For example, on your way to work on a normal day, you happen to find Besigye supporters chanting and crowding the Wandegeya area. You had no idea there was a demo, and you aren’t taking part. But here you are at the traffic lights. And your car gets in the way of some of the rocks guys are throwing at the Police. Nope. No compensation.
Anyway, two weeks ago now, I filed a claim on my comprehensive motor vehicle insurance policy with UAP Insurance Uganda. The story of the minor traffic accident is for another day. When I tell it you'll understand why we have so many accidents on our roads. When it comes to traffic rules, Ugandan drivers are clueless!
This is the first claim I'm making despite paying premiums for several cars, different insurers over the years. Most incidences have been settled with the "knocker" so I've not bothered to go collect from insurer as well. After all "insurance is based on an assumption of goodwill between the 1st party and 2nd party, and to restore position not to profit 1st party".
In other instances I’ve absorbed the costs. Like when I was relieved of side mirrors. The irony is that the mere thought of the kind of hoops you might have to jump through and the amount of paper work involved often makes it look easier to just fork out the cash for repair/replacement than make a claim.
For example, when my mirrors were stolen, I got quotations for mirrors ranging between 150k and 450k. I ended up paying about 180k. Now to get that 180k covered by the insurer, you’ll have to take car to insurer for “inspection”, go get at least 2 quotations for the parts, fill claim form, attach quotations and a few other personal documents. Then thanks to the “Excess Clause” they’ll deduct 100k and if processed successfully, pay you 80k. So you’ll spend time (getting quotes, at least 3 visits to insurance) and money (fuel for all those runarounds), to get 80k. Most probably you’ll have used fuel worth more than 50k, and lost productivity at work trying to get the claim in. So you spend 50k to get 80k. Net compensation = 30k. That is if they decide to pay. So it’s better to call your guy to bring them, install, hand him 180k and you move on with life.
OK maybe I’ve painted a very grim picture! I’ve known people to have their entire cars replaced by the insurer after an accident. Others have been cushioned from the cost of extreme vandalism. The kind where thieves take all lights, switches/knobs/controllers, tyres etc. So it’s not all bad with Insurance.

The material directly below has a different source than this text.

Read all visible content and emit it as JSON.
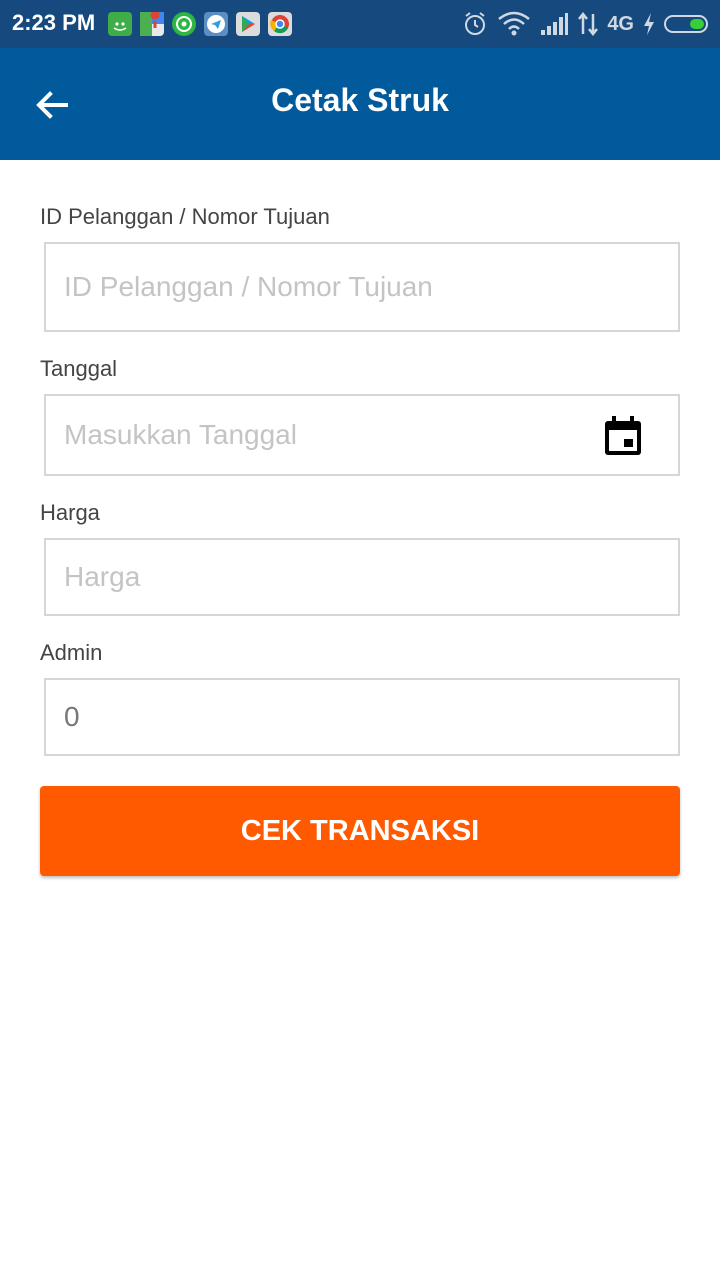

So is Uganda’s insurance state a case of poor public relations or is insurance simply “legalized robbery” as several have put it? Is the insurance industry doing enough to educate the masses on insurance in general and the fine print at start of policy? How come the negative stories tend to be more voiced than the positive stories?
What will it take for the negative impression change? Do insurers need to pull up their “coming through” socks, or bring their A-game to ensuring customers know the policies well before signing? Have the insurers equipped their customers to be their ambassadors? Wouldn’t they gladly give testimony when they are “saved” by their insurance?
I'm trying hard to be optimistic, and hoping that my followup post will not be to rant about my insurer. My last 2 calls in the past 5 days haven’t been answered... Meanwhile when I filed claim on 5th July, I was told to expect cash in the bank by "mid next week", 14th July. Now I've not yet even gotten a useful update.
I hope there isn't a non-disclosure clause that reads "The insured agrees not to post on his Facebook wall or blog any information regarding this policy blah blah". You can never be sure with these things!